130 miles south of here it sure looks like spring has arrived. On Sat. we drove to Austin where Bluebonnets and Indian Paintbrushes were blooming in great abundance along the roadsides. The state highway department seeded heavily in the Austin area. The consistently warm weather and some rains in that area has provided green trees and some flowers.
As we stepped out of the parking lot at Mayfield Park, a patch of Bluebonnets greeted us.
The high pitched “Help Me, Help Me” of the peacocks can be heard throughout the park. They have free roam and don’t even seem to notice all the people walking around.
I wondered if this peacock and the squirrel would react to one another, but they just kept to their own business. Obviously, their meeting was old hat to them. Ho, hum, boring.
Beside the parking lot was this small Redbud tree. They are seeded by birds and spring up just about anywhere.
These native Giant Spiderworts (Tradescantia gigantea) are so pretty. Last year I planted one but it didn’t bloom; maybe it will this year.
Mine was planted in full sun. These are partly shaded.

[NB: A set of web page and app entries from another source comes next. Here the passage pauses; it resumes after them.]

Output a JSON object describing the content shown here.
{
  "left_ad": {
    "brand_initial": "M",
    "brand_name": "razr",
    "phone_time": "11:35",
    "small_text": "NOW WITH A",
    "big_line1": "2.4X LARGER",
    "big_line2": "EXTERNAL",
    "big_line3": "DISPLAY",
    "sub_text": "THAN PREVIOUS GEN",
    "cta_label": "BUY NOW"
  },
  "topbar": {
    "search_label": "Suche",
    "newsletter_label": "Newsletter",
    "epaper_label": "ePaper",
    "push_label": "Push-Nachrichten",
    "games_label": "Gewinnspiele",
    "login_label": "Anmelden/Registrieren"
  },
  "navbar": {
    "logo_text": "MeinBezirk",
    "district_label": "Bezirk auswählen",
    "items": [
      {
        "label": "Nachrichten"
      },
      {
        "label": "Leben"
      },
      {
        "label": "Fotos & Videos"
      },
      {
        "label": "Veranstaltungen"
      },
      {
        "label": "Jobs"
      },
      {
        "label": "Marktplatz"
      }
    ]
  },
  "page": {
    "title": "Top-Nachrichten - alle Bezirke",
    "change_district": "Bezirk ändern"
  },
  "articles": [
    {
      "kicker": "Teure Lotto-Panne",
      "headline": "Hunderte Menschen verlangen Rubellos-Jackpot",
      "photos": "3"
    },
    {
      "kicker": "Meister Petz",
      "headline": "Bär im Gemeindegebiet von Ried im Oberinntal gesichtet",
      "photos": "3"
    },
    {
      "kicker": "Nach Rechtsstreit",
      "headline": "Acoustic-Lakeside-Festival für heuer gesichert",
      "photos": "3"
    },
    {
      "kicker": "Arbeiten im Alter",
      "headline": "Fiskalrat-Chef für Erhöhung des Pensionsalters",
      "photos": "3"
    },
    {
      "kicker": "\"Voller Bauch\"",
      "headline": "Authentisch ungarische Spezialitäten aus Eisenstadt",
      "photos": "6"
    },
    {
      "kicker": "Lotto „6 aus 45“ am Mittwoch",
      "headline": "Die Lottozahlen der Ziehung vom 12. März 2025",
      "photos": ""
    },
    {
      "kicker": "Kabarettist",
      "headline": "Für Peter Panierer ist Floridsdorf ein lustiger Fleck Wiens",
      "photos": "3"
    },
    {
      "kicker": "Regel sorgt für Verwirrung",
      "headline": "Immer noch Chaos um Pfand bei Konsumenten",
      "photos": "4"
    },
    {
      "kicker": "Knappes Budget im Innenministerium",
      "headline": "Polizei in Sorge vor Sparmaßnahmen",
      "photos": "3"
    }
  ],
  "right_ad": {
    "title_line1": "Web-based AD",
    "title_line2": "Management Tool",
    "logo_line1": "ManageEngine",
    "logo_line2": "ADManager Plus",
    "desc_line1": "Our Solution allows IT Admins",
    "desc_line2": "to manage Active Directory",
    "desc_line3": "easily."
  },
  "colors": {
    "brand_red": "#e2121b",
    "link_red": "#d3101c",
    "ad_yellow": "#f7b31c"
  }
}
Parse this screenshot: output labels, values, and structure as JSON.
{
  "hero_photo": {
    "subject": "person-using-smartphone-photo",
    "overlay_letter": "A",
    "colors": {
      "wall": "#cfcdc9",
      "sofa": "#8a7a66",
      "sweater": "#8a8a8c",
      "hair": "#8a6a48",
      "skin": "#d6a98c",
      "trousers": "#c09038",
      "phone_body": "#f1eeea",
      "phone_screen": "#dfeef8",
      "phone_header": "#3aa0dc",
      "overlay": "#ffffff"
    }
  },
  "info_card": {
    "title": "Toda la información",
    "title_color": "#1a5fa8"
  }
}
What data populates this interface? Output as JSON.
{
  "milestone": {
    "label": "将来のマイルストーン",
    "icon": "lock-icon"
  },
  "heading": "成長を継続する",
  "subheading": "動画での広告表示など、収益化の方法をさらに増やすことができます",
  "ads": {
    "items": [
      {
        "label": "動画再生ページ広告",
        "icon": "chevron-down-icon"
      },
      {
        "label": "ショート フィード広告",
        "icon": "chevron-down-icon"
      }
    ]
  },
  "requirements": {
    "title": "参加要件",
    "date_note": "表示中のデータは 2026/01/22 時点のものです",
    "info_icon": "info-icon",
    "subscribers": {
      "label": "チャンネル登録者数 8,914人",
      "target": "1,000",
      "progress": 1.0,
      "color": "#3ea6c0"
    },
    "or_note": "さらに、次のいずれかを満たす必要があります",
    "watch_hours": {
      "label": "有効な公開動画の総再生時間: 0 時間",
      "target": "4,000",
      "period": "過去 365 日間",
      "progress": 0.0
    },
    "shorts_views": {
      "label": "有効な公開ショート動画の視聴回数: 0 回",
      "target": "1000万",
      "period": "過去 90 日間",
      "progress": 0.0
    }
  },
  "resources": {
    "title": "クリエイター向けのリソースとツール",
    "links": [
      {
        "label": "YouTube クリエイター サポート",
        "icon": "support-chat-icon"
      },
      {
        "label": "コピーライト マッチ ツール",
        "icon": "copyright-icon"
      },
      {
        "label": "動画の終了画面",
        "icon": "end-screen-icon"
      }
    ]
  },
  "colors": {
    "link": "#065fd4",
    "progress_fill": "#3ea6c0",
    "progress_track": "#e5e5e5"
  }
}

First, we walked through the nature area with many different kinds of native trees. This bunch of plants with the tiny white flowers was eye catching.
It’s probably a plant that only grows in shade. And that, I don’t have.
Many of the trees leaned with crooked and twisted shapes.
This lavender clusters of flowers were growing on a small tree.
Could it be a fruit producing plant? Loved the butterfly.
Growing on the edge of a drop off, this bush or small tree was covered with blooms.
I think this is a Rusty Blackhaw (Viburnum rufidulum) which usually grows as an understory tree but can grow in full sun.
This unusual tree had the oddest leaves at the end of the branches.
Looking up, I wondered if those were the leaves or if it was a fungus that had killed the real leaves.
This tree looks like it’s growing out of a rock, but it must be connected to the tree on the left.
This city park was a residence at one time. The whole neighborhood is on the edge of Lake Austin. This property seems to back up to an inlet of the lake.
Coming out of the wooded area, this stand of yuccas are in full bloom. The ones further north are not even close to blooming yet. What a difference a few degrees of latitude make.
A big area of native wildflowers beside the yuccas.
A bed next to the parking lot that also contains native plants.
On my next post, I’ll show the area inside the yard of the house area.
“Beautiful young people are accidents of nature, but beautiful old people are works of art.” Eleanor Roosevelt